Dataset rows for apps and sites
····················

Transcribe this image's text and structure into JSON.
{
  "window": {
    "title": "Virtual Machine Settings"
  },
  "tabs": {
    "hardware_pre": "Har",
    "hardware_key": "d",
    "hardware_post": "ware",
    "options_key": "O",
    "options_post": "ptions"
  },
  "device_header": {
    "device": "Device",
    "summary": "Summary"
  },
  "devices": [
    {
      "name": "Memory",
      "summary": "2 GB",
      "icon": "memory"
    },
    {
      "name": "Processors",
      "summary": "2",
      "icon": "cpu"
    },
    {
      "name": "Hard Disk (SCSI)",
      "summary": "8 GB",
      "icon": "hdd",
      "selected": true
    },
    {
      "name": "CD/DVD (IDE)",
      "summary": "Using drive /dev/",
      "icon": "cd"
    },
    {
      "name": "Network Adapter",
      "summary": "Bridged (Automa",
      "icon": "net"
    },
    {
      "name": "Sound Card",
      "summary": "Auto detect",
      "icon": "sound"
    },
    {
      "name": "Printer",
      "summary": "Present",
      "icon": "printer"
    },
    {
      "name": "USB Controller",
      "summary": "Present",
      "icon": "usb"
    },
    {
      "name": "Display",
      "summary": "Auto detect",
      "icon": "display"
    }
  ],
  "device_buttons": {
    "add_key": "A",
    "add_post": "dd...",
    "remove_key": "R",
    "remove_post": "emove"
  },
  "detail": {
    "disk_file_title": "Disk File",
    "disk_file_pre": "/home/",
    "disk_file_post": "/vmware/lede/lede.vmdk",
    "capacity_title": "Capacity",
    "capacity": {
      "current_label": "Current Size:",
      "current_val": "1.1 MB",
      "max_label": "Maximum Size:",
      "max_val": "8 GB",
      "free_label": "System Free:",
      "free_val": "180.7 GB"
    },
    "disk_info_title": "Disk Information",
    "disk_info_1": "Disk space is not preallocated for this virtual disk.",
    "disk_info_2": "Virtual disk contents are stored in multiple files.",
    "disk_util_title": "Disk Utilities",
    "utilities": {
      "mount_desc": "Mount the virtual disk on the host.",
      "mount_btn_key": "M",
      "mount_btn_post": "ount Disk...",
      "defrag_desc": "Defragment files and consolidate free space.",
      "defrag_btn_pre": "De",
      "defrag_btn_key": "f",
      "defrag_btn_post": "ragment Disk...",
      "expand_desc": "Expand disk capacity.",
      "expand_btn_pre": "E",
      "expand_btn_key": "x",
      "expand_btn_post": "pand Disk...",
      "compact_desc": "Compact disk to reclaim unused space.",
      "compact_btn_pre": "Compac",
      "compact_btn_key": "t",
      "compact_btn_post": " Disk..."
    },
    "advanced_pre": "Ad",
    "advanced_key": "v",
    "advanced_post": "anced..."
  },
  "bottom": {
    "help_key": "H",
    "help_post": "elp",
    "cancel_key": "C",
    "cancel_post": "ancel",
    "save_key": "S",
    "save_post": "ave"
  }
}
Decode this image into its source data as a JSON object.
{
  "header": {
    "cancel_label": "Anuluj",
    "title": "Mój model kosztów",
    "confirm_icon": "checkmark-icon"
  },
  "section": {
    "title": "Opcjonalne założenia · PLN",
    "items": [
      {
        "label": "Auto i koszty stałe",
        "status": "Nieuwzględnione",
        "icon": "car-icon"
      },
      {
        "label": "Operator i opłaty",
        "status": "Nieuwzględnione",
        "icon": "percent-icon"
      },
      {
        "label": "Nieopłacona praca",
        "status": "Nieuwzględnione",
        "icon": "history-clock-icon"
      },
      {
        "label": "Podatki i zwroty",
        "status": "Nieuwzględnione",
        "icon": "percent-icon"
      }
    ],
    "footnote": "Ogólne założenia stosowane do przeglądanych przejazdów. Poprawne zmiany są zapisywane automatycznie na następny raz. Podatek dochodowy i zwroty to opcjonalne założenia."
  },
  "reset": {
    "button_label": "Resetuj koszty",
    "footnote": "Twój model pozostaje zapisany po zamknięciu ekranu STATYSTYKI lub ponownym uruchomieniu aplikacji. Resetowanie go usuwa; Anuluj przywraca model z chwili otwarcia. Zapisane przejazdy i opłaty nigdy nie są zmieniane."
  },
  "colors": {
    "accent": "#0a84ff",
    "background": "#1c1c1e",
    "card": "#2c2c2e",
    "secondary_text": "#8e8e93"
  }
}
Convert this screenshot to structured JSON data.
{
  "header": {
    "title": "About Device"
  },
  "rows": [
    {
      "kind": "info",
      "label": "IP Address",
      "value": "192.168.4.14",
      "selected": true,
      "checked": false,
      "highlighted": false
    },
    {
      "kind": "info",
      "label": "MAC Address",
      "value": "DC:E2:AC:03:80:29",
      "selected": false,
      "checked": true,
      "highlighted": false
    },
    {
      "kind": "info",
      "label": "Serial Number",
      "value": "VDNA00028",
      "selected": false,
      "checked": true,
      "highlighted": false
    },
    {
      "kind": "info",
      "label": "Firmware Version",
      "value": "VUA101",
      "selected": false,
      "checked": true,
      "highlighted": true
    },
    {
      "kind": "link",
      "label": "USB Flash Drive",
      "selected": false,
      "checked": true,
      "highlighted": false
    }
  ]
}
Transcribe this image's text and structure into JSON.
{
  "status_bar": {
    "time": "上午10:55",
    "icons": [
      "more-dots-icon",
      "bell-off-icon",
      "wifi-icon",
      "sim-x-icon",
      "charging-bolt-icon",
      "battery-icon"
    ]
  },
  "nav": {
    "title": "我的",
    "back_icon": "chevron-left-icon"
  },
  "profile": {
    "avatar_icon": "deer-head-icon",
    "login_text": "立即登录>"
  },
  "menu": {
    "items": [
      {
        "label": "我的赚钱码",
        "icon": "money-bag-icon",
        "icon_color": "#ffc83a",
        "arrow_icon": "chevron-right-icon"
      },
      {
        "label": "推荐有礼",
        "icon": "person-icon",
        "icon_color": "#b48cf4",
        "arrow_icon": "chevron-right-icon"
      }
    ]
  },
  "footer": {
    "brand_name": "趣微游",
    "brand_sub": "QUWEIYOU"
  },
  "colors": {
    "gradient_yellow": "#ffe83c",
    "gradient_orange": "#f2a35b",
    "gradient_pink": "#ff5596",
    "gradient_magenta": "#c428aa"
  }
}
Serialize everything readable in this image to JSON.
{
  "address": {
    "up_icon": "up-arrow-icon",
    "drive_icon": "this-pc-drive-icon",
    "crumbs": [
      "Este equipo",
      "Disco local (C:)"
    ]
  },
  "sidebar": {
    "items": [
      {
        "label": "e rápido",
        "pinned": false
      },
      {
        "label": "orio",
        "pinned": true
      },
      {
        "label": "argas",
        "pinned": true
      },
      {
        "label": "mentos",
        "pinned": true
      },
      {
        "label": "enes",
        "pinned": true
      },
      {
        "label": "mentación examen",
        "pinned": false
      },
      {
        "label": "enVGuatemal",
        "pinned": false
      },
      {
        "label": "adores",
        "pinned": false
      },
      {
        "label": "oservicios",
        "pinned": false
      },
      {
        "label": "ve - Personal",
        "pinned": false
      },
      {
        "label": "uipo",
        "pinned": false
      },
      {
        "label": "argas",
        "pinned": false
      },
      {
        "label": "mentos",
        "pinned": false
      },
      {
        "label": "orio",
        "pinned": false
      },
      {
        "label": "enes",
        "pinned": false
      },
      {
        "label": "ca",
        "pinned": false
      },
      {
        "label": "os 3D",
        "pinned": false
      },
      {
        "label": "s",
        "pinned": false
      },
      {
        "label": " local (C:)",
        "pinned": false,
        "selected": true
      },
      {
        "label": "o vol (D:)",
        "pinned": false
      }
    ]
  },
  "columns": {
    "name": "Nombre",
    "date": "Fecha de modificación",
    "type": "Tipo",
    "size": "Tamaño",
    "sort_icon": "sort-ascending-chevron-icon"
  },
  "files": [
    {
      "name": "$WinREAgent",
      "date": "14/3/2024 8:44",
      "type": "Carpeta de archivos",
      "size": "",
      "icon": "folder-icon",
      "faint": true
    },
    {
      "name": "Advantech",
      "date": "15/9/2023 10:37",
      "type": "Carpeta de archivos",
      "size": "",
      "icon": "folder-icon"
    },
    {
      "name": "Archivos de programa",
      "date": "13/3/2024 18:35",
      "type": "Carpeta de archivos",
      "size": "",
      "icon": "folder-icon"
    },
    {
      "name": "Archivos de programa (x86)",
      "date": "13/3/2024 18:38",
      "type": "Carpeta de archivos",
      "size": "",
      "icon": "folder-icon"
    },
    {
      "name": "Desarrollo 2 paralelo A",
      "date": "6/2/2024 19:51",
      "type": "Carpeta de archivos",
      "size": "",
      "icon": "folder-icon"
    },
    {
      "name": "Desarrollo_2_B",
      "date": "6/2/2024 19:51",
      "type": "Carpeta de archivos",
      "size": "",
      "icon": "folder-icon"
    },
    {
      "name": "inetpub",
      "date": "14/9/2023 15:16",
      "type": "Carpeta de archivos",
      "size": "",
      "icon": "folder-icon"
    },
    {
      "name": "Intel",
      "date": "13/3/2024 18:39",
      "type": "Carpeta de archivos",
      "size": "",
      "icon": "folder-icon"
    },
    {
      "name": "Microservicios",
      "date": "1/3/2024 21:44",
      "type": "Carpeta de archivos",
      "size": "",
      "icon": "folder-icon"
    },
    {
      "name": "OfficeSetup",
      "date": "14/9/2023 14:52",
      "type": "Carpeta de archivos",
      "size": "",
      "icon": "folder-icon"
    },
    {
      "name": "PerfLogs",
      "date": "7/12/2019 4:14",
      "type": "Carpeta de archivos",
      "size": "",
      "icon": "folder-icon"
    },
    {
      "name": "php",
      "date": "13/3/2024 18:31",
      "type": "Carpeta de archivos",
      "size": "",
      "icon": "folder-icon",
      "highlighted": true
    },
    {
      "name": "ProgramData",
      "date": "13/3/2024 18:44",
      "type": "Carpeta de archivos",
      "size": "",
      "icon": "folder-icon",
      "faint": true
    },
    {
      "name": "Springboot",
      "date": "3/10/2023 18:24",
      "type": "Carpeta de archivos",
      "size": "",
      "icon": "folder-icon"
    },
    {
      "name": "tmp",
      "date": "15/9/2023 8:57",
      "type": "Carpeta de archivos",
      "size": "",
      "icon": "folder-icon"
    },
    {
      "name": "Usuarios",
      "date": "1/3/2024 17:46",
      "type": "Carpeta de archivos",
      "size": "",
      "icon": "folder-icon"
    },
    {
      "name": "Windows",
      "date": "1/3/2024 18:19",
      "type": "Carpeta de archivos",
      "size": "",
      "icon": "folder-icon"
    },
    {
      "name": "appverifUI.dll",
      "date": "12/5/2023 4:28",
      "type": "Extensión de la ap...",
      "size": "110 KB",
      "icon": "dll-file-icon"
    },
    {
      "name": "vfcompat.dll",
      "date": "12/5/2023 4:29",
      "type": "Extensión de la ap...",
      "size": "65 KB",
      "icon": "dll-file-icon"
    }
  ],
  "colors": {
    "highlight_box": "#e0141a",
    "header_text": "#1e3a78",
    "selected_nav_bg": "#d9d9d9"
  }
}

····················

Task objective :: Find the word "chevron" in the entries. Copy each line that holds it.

Result of the exercise ::
    "back_icon": "chevron-left-icon"
        "arrow_icon": "chevron-right-icon"
        "arrow_icon": "chevron-right-icon"
    "sort_icon": "sort-ascending-chevron-icon"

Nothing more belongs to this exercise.